==== Data provided ====
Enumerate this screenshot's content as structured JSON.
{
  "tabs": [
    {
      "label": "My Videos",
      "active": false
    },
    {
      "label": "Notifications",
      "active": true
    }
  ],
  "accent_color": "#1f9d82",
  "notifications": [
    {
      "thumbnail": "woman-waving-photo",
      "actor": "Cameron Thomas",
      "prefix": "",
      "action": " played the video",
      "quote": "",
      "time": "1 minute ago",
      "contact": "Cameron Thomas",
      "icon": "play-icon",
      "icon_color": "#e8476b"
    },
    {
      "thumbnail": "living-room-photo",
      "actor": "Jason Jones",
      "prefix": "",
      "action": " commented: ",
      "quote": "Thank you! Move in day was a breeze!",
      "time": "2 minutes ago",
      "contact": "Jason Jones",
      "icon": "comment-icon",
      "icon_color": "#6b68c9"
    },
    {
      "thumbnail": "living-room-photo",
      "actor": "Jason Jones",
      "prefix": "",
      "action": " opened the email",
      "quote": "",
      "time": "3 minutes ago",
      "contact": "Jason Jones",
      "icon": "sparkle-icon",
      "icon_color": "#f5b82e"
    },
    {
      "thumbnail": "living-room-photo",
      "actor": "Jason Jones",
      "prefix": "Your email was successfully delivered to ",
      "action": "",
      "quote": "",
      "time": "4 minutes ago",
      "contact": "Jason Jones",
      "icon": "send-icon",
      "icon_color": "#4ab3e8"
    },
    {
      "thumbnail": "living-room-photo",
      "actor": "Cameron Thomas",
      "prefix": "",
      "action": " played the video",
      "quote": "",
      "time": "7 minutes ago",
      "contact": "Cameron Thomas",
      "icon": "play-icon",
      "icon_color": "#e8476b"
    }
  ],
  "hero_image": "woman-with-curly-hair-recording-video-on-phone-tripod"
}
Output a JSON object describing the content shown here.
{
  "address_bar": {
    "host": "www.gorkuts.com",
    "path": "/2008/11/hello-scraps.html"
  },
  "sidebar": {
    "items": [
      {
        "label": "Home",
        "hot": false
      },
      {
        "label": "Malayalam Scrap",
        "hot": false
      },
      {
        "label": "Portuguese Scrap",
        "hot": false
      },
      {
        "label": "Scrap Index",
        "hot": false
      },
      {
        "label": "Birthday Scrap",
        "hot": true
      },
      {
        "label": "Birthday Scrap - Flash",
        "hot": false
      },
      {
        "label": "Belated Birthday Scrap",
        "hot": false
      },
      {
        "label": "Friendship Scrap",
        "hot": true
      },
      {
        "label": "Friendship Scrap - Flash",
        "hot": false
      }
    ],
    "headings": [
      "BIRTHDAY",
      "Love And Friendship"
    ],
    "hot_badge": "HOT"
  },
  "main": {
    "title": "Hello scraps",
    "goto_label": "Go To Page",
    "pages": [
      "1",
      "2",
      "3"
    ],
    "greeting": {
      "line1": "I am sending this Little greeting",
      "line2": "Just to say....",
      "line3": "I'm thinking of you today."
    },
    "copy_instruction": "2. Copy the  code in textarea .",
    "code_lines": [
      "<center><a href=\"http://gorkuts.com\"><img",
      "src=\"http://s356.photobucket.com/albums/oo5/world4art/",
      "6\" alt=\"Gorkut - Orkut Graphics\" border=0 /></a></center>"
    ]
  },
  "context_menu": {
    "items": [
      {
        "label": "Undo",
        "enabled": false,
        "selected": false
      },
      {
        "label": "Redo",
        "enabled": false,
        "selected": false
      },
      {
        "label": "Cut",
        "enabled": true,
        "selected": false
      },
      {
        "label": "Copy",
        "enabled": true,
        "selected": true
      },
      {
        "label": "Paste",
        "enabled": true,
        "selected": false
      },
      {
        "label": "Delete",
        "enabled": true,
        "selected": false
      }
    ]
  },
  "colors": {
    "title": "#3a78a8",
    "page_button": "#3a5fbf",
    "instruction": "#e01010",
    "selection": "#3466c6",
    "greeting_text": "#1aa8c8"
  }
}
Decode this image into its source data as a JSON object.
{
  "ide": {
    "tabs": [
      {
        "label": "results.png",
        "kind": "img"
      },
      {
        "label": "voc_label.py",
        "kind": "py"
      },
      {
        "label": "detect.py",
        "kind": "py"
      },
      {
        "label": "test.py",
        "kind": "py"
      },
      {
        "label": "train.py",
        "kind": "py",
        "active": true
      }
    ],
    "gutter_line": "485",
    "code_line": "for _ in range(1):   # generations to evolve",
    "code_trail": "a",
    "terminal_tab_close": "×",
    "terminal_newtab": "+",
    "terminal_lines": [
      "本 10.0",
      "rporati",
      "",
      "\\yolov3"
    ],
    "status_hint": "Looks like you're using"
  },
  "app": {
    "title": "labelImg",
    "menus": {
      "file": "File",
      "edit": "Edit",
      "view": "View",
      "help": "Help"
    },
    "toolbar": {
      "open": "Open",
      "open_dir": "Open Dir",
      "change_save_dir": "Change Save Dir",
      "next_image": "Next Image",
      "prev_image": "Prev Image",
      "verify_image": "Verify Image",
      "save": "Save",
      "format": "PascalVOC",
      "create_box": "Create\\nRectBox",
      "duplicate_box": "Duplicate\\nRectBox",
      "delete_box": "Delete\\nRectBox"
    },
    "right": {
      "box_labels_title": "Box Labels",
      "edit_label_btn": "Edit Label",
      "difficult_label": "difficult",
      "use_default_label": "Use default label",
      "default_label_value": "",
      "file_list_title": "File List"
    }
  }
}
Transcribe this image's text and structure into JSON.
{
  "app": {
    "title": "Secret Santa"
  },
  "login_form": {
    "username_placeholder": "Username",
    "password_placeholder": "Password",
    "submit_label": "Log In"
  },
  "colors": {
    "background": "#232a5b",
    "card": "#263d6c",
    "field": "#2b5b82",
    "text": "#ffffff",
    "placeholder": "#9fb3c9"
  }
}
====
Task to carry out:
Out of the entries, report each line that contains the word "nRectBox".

Answer space:
      "create_box": "Create\\nRectBox",
      "duplicate_box": "Duplicate\\nRectBox",
      "delete_box": "Delete\\nRectBox"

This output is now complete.